Start of Given data
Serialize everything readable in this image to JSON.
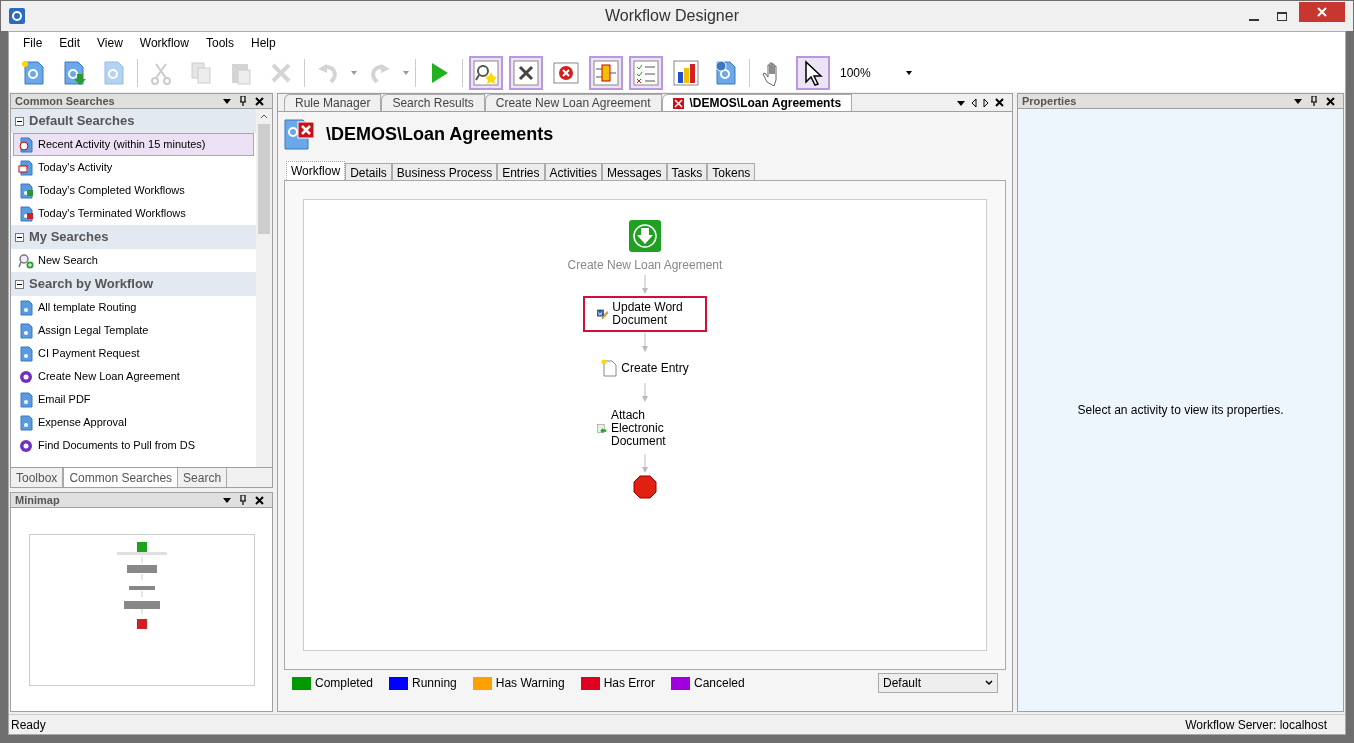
{
  "window": {
    "title": "Workflow Designer"
  },
  "menu": [
    "File",
    "Edit",
    "View",
    "Workflow",
    "Tools",
    "Help"
  ],
  "toolbar": [
    {
      "kind": "new",
      "selected": false,
      "disabled": false
    },
    {
      "kind": "import",
      "selected": false,
      "disabled": false
    },
    {
      "kind": "export",
      "selected": false,
      "disabled": true
    },
    {
      "kind": "cut",
      "selected": false,
      "disabled": true
    },
    {
      "kind": "copy",
      "selected": false,
      "disabled": true
    },
    {
      "kind": "paste",
      "selected": false,
      "disabled": true
    },
    {
      "kind": "delete",
      "selected": false,
      "disabled": true
    },
    {
      "kind": "undo",
      "selected": false,
      "disabled": true
    },
    {
      "kind": "redo",
      "selected": false,
      "disabled": true
    },
    {
      "kind": "run",
      "selected": false,
      "disabled": false
    },
    {
      "kind": "find",
      "selected": true,
      "disabled": false
    },
    {
      "kind": "tools",
      "selected": true,
      "disabled": false
    },
    {
      "kind": "stop",
      "selected": false,
      "disabled": false
    },
    {
      "kind": "layout",
      "selected": true,
      "disabled": false
    },
    {
      "kind": "checklist",
      "selected": true,
      "disabled": false
    },
    {
      "kind": "chart",
      "selected": false,
      "disabled": false
    },
    {
      "kind": "info",
      "selected": false,
      "disabled": false
    },
    {
      "kind": "hand",
      "selected": false,
      "disabled": false
    },
    {
      "kind": "pointer",
      "selected": true,
      "disabled": false
    }
  ],
  "zoom": "100%",
  "common_searches": {
    "title": "Common Searches",
    "groups": [
      {
        "title": "Default Searches",
        "expanded": true,
        "items": [
          {
            "label": "Recent Activity (within 15 minutes)",
            "kind": "clock",
            "selected": true
          },
          {
            "label": "Today's Activity",
            "kind": "calendar",
            "selected": false
          },
          {
            "label": "Today's Completed Workflows",
            "kind": "done",
            "selected": false
          },
          {
            "label": "Today's Terminated Workflows",
            "kind": "terminated",
            "selected": false
          }
        ]
      },
      {
        "title": "My Searches",
        "expanded": true,
        "items": [
          {
            "label": "New Search",
            "kind": "search",
            "selected": false
          }
        ]
      },
      {
        "title": "Search by Workflow",
        "expanded": true,
        "items": [
          {
            "label": "All template Routing",
            "kind": "workflow",
            "selected": false
          },
          {
            "label": "Assign Legal Template",
            "kind": "workflow",
            "selected": false
          },
          {
            "label": "CI Payment Request",
            "kind": "workflow",
            "selected": false
          },
          {
            "label": "Create New Loan Agreement",
            "kind": "gear",
            "selected": false
          },
          {
            "label": "Email PDF",
            "kind": "workflow",
            "selected": false
          },
          {
            "label": "Expense Approval",
            "kind": "workflow",
            "selected": false
          },
          {
            "label": "Find Documents to Pull from DS",
            "kind": "gear",
            "selected": false
          }
        ]
      }
    ],
    "tabs": [
      {
        "label": "Toolbox",
        "selected": false
      },
      {
        "label": "Common Searches",
        "selected": true
      },
      {
        "label": "Search",
        "selected": false
      }
    ]
  },
  "minimap": {
    "title": "Minimap"
  },
  "documents": {
    "tabs": [
      {
        "label": "Rule Manager",
        "selected": false,
        "error": false
      },
      {
        "label": "Search Results",
        "selected": false,
        "error": false
      },
      {
        "label": "Create New Loan Agreement",
        "selected": false,
        "error": false
      },
      {
        "label": "\\DEMOS\\Loan Agreements",
        "selected": true,
        "error": true
      }
    ],
    "heading": "\\DEMOS\\Loan Agreements",
    "tabs2": [
      {
        "label": "Workflow",
        "selected": true
      },
      {
        "label": "Details",
        "selected": false
      },
      {
        "label": "Business Process",
        "selected": false
      },
      {
        "label": "Entries",
        "selected": false
      },
      {
        "label": "Activities",
        "selected": false
      },
      {
        "label": "Messages",
        "selected": false
      },
      {
        "label": "Tasks",
        "selected": false
      },
      {
        "label": "Tokens",
        "selected": false
      }
    ],
    "nodes": [
      {
        "kind": "start",
        "label": "Create New Loan Agreement",
        "selected": false
      },
      {
        "kind": "word",
        "label": "Update Word Document",
        "selected": true
      },
      {
        "kind": "entry",
        "label": "Create Entry",
        "selected": false
      },
      {
        "kind": "attach",
        "label": "Attach Electronic Document",
        "selected": false
      },
      {
        "kind": "end",
        "selected": false
      }
    ],
    "legend": [
      {
        "label": "Completed",
        "color": "#009900"
      },
      {
        "label": "Running",
        "color": "#0000ff"
      },
      {
        "label": "Has Warning",
        "color": "#ffa000"
      },
      {
        "label": "Has Error",
        "color": "#e00020"
      },
      {
        "label": "Canceled",
        "color": "#a000e0"
      }
    ],
    "view_select": "Default"
  },
  "properties": {
    "title": "Properties",
    "message": "Select an activity to view its properties."
  },
  "status_bar": {
    "left": "Ready",
    "right": "Workflow Server: localhost"
  }
}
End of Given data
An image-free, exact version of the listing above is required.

Serialize everything readable in this image to JSON.
{
  "window": {
    "title": "Workflow Designer"
  },
  "menu": [
    "File",
    "Edit",
    "View",
    "Workflow",
    "Tools",
    "Help"
  ],
  "toolbar": [
    {
      "kind": "new",
      "selected": false,
      "disabled": false
    },
    {
      "kind": "import",
      "selected": false,
      "disabled": false
    },
    {
      "kind": "export",
      "selected": false,
      "disabled": true
    },
    {
      "kind": "cut",
      "selected": false,
      "disabled": true
    },
    {
      "kind": "copy",
      "selected": false,
      "disabled": true
    },
    {
      "kind": "paste",
      "selected": false,
      "disabled": true
    },
    {
      "kind": "delete",
      "selected": false,
      "disabled": true
    },
    {
      "kind": "undo",
      "selected": false,
      "disabled": true
    },
    {
      "kind": "redo",
      "selected": false,
      "disabled": true
    },
    {
      "kind": "run",
      "selected": false,
      "disabled": false
    },
    {
      "kind": "find",
      "selected": true,
      "disabled": false
    },
    {
      "kind": "tools",
      "selected": true,
      "disabled": false
    },
    {
      "kind": "stop",
      "selected": false,
      "disabled": false
    },
    {
      "kind": "layout",
      "selected": true,
      "disabled": false
    },
    {
      "kind": "checklist",
      "selected": true,
      "disabled": false
    },
    {
      "kind": "chart",
      "selected": false,
      "disabled": false
    },
    {
      "kind": "info",
      "selected": false,
      "disabled": false
    },
    {
      "kind": "hand",
      "selected": false,
      "disabled": false
    },
    {
      "kind": "pointer",
      "selected": true,
      "disabled": false
    }
  ],
  "zoom": "100%",
  "common_searches": {
    "title": "Common Searches",
    "groups": [
      {
        "title": "Default Searches",
        "expanded": true,
        "items": [
          {
            "label": "Recent Activity (within 15 minutes)",
            "kind": "clock",
            "selected": true
          },
          {
            "label": "Today's Activity",
            "kind": "calendar",
            "selected": false
          },
          {
            "label": "Today's Completed Workflows",
            "kind": "done",
            "selected": false
          },
          {
            "label": "Today's Terminated Workflows",
            "kind": "terminated",
            "selected": false
          }
        ]
      },
      {
        "title": "My Searches",
        "expanded": true,
        "items": [
          {
            "label": "New Search",
            "kind": "search",
            "selected": false
          }
        ]
      },
      {
        "title": "Search by Workflow",
        "expanded": true,
        "items": [
          {
            "label": "All template Routing",
            "kind": "workflow",
            "selected": false
          },
          {
            "label": "Assign Legal Template",
            "kind": "workflow",
            "selected": false
          },
          {
            "label": "CI Payment Request",
            "kind": "workflow",
            "selected": false
          },
          {
            "label": "Create New Loan Agreement",
            "kind": "gear",
            "selected": false
          },
          {
            "label": "Email PDF",
            "kind": "workflow",
            "selected": false
          },
          {
            "label": "Expense Approval",
            "kind": "workflow",
            "selected": false
          },
          {
            "label": "Find Documents to Pull from DS",
            "kind": "gear",
            "selected": false
          }
        ]
      }
    ],
    "tabs": [
      {
        "label": "Toolbox",
        "selected": false
      },
      {
        "label": "Common Searches",
        "selected": true
      },
      {
        "label": "Search",
        "selected": false
      }
    ]
  },
  "minimap": {
    "title": "Minimap"
  },
  "documents": {
    "tabs": [
      {
        "label": "Rule Manager",
        "selected": false,
        "error": false
      },
      {
        "label": "Search Results",
        "selected": false,
        "error": false
      },
      {
        "label": "Create New Loan Agreement",
        "selected": false,
        "error": false
      },
      {
        "label": "\\DEMOS\\Loan Agreements",
        "selected": true,
        "error": true
      }
    ],
    "heading": "\\DEMOS\\Loan Agreements",
    "tabs2": [
      {
        "label": "Workflow",
        "selected": true
      },
      {
        "label": "Details",
        "selected": false
      },
      {
        "label": "Business Process",
        "selected": false
      },
      {
        "label": "Entries",
        "selected": false
      },
      {
        "label": "Activities",
        "selected": false
      },
      {
        "label": "Messages",
        "selected": false
      },
      {
        "label": "Tasks",
        "selected": false
      },
      {
        "label": "Tokens",
        "selected": false
      }
    ],
    "nodes": [
      {
        "kind": "start",
        "label": "Create New Loan Agreement",
        "selected": false
      },
      {
        "kind": "word",
        "label": "Update Word Document",
        "selected": true
      },
      {
        "kind": "entry",
        "label": "Create Entry",
        "selected": false
      },
      {
        "kind": "attach",
        "label": "Attach Electronic Document",
        "selected": false
      },
      {
        "kind": "end",
        "selected": false
      }
    ],
    "legend": [
      {
        "label": "Completed",
        "color": "#009900"
      },
      {
        "label": "Running",
        "color": "#0000ff"
      },
      {
        "label": "Has Warning",
        "color": "#ffa000"
      },
      {
        "label": "Has Error",
        "color": "#e00020"
      },
      {
        "label": "Canceled",
        "color": "#a000e0"
      }
    ],
    "view_select": "Default"
  },
  "properties": {
    "title": "Properties",
    "message": "Select an activity to view its properties."
  },
  "status_bar": {
    "left": "Ready",
    "right": "Workflow Server: localhost"
  }
}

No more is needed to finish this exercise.